Task item
Look over the lines below. Report each one that includes the string "serial".

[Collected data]
* * * * * * * * *

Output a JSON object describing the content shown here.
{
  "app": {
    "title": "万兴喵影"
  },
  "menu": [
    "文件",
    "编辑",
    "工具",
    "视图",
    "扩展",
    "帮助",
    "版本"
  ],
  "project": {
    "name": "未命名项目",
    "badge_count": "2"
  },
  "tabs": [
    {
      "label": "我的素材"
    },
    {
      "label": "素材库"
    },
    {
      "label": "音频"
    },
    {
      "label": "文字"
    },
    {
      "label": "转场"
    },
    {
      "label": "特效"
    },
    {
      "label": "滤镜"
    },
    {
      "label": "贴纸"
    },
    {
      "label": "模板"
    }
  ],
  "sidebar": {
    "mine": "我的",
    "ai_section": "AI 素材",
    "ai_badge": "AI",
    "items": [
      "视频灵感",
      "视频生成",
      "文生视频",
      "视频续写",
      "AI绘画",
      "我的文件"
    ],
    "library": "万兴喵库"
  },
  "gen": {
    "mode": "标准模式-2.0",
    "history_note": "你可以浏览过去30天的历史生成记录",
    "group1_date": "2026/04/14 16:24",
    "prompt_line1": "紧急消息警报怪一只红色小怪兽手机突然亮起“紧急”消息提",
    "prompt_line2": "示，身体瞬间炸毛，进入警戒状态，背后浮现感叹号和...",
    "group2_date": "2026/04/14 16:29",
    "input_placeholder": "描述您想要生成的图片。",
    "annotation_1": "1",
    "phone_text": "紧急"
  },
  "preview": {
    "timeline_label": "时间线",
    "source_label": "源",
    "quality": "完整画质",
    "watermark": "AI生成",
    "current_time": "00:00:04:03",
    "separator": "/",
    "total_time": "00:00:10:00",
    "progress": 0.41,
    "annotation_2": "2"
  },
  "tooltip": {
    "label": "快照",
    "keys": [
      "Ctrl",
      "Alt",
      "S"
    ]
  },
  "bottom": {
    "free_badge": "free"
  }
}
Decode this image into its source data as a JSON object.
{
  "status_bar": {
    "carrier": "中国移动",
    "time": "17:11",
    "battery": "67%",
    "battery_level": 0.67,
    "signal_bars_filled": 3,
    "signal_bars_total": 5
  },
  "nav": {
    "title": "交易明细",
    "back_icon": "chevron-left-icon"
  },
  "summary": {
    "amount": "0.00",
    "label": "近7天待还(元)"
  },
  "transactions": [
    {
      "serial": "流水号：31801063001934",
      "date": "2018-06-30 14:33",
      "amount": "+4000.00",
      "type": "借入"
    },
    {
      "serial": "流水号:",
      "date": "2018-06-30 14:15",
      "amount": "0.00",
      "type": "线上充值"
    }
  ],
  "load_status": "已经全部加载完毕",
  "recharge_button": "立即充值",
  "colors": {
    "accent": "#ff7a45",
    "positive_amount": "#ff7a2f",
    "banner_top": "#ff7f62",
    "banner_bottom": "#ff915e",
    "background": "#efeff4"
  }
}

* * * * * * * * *

Solution for this problem
      "serial": "流水号：31801063001934",
      "serial": "流水号:",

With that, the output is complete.